"This is always going to be one of my favorite records, because it contains some of the most brilliant guitars that have ever been recorded. And the fact that it is played live adds a dimension and depth to the expressionwhich never leaves me indifferent when I hear it."
Mozart, "Die Zauberfloete"
"Karl Boehm's recording with my favorite Tenor of all time, Fritz Wunderlich as `Tamino' has probably been the most influential record for me in my singing career. It is brilliantly executed by each single singer, as well as by the orchestra and will always have a very special place in my heart."
Kings of Leon, "Sex On Fire"
"I like this song because it's so energetic and has such a great melody, it brings me back to where I've come from."
Coldplay, "Viva La Vida"
"I think they are the best pop band right now with great melody and lyrics."
Tito Puente, "Pachito Eche"
"His music really takes me on a journey, I love it. It always makes me feel like being on holidays!"
Radiohead, "No Surprises"
"Can you believe the version of the song on the album is the first take recorded? From the album that I think definitely established Radiohead as one of the most inventive and rewarding guitar rock bands of the '90s"
The Killers, "Human"
"I love the lyrics and they are such a melodic band. Brandon [Flowers] is also a great front man."
"I love this because it was the track that got me into techno."
Gustav Holst, "Mars Bringer of War Opus 32: 1" from "The Planets"
"`The Planets' is for me some of the most beautiful and emotionally packed music ever written. Much of modern day movie music is actually based on `The Planets.' The movement of `Mars' is very powerful. Besides the agitated percussive nature of the supporting music behind the melody, the 5/4 time signature gives the listener an added sense of unease. It feels like you are on the front lines, about to go to war with some mythical army of the gods."
Nine Inch Nails, "The Perfect Drug" from the soundtrack to the movie "Lost Highway"
"Trent Reznor is, in my book, a genius. His ability to combine elements electro, techno, backbeat, drum and bass and downtempo all in the same song and so seamlessly is the mark of a brilliant musical mind."
The Postal Service, "Such Great Heights"
"Postal Service is a very creative minimalist electro group with a poetic melancholy that belies the upbeat nature of the tracks. Quite romantic."
Luciano Pavarotti, "Che Gelida Manina" from Puccini's opera "La Boheme"
" This was the track that inspired me to become an opera singer. Pavarotti's voice was and still is one of the greatest ever recorded and when I first heard a recording of his in 1992, it threw a bucket of gasoline on the opera fire that was already in my soul."
Queen, "Who Wants to Live Forever"
"One of the most powerful groups ever.. They create such great moods and drama. I don't think there is ANY song from Queen I don't like!"
Tom Jones, "Love Me Tonight"
" I really think Tom Jones is one of the greatest singers of all time, and I love his stage manner.

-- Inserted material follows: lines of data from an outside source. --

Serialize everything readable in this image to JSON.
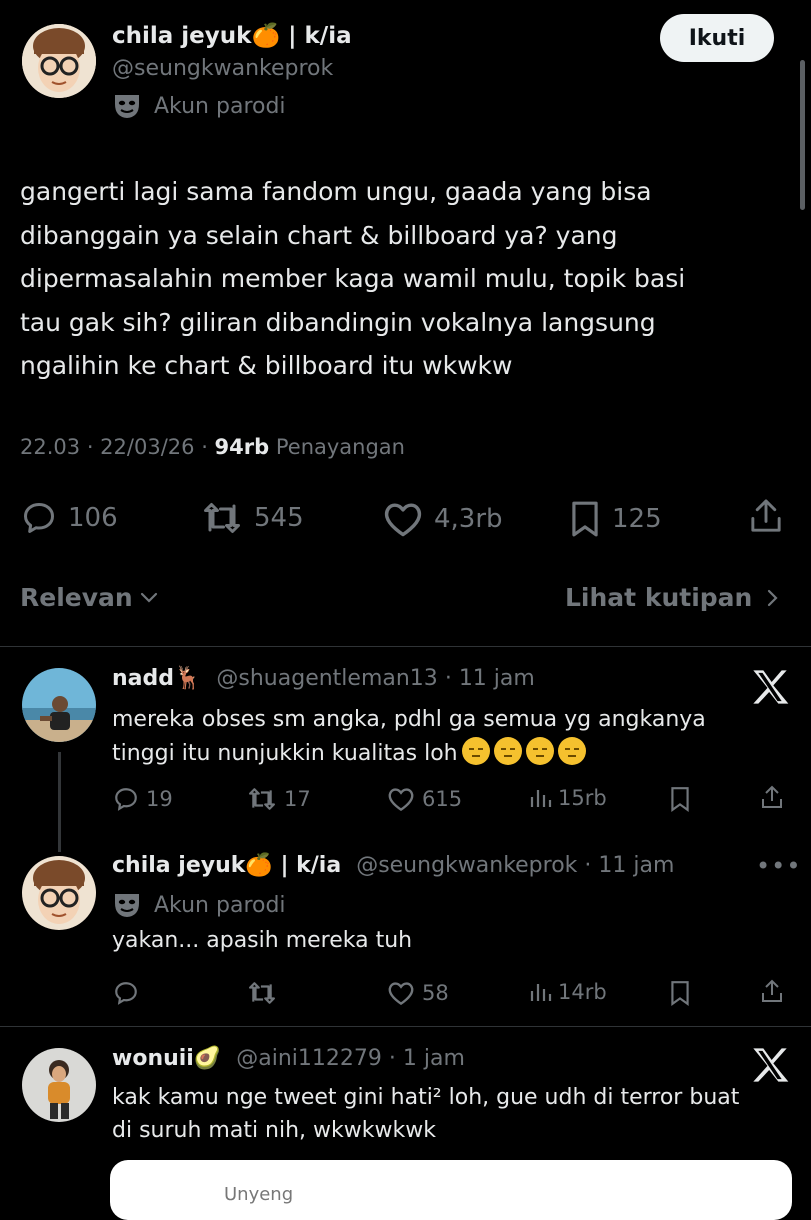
{
  "colors": {
    "background": "#000000",
    "text": "#e7e9ea",
    "muted": "#71767b",
    "divider": "#2f3336",
    "button_bg": "#eff3f4"
  },
  "main_tweet": {
    "display_name": "chila jeyuk🍊 | k/ia",
    "handle": "@seungkwankeprok",
    "parody_label": "Akun parodi",
    "follow_label": "Ikuti",
    "text_lines": [
      "gangerti lagi sama fandom ungu, gaada yang bisa",
      "dibanggain ya selain chart & billboard ya? yang",
      "dipermasalahin member kaga wamil mulu, topik basi",
      "tau gak sih? giliran dibandingin vokalnya langsung",
      "ngalihin ke chart & billboard itu wkwkw"
    ],
    "time": "22.03",
    "date": "22/03/26",
    "views_count": "94rb",
    "views_label": "Penayangan",
    "replies": "106",
    "reposts": "545",
    "likes": "4,3rb",
    "bookmarks": "125"
  },
  "filter": {
    "sort_label": "Relevan",
    "quotes_label": "Lihat kutipan"
  },
  "replies": [
    {
      "display_name": "nadd🦌",
      "handle": "@shuagentleman13",
      "time": "11 jam",
      "text_line1": "mereka obses sm angka, pdhl ga semua yg angkanya",
      "text_line2": "tinggi itu nunjukkin kualitas loh",
      "replies": "19",
      "reposts": "17",
      "likes": "615",
      "views": "15rb"
    },
    {
      "display_name": "chila jeyuk🍊 | k/ia",
      "handle": "@seungkwankeprok",
      "time": "11 jam",
      "parody_label": "Akun parodi",
      "text": "yakan... apasih mereka tuh",
      "replies": "",
      "reposts": "",
      "likes": "58",
      "views": "14rb"
    },
    {
      "display_name": "wonuii🥑",
      "handle": "@aini112279",
      "time": "1 jam",
      "text_line1": "kak kamu nge tweet gini hati² loh, gue udh di terror buat",
      "text_line2": "di suruh mati nih, wkwkwkwk",
      "partial_card": "Unyeng"
    }
  ],
  "icons": [
    "reply-icon",
    "repost-icon",
    "like-icon",
    "bookmark-icon",
    "share-icon",
    "views-icon",
    "mask-icon",
    "x-logo-icon",
    "more-icon",
    "chevron-down-icon",
    "chevron-right-icon"
  ]
}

It's very hard to pick just one song but `Love Me Tonight' has such a great melody."
Innocence, "The Show Must Go On"
"Also because of my love of Queen, but this interpretation of the Show Must Go On by my ex wife Geraldine Larossa is really dramatic. She's a very talented singer and I produced the album its on so I'm quite proud of it."
Michael Jackson, "Billie Jean"
"I think everyone must have a favorite Michael Jackson track. I like all the earlier songs, it's classic `80s to me. Billie Jean is such a signature song and I have a lot of fond memories when hearing it."
Duran Duran, "A View To A Kill"
"What a classic band, and this track is also one of my favorite James Bond film themes."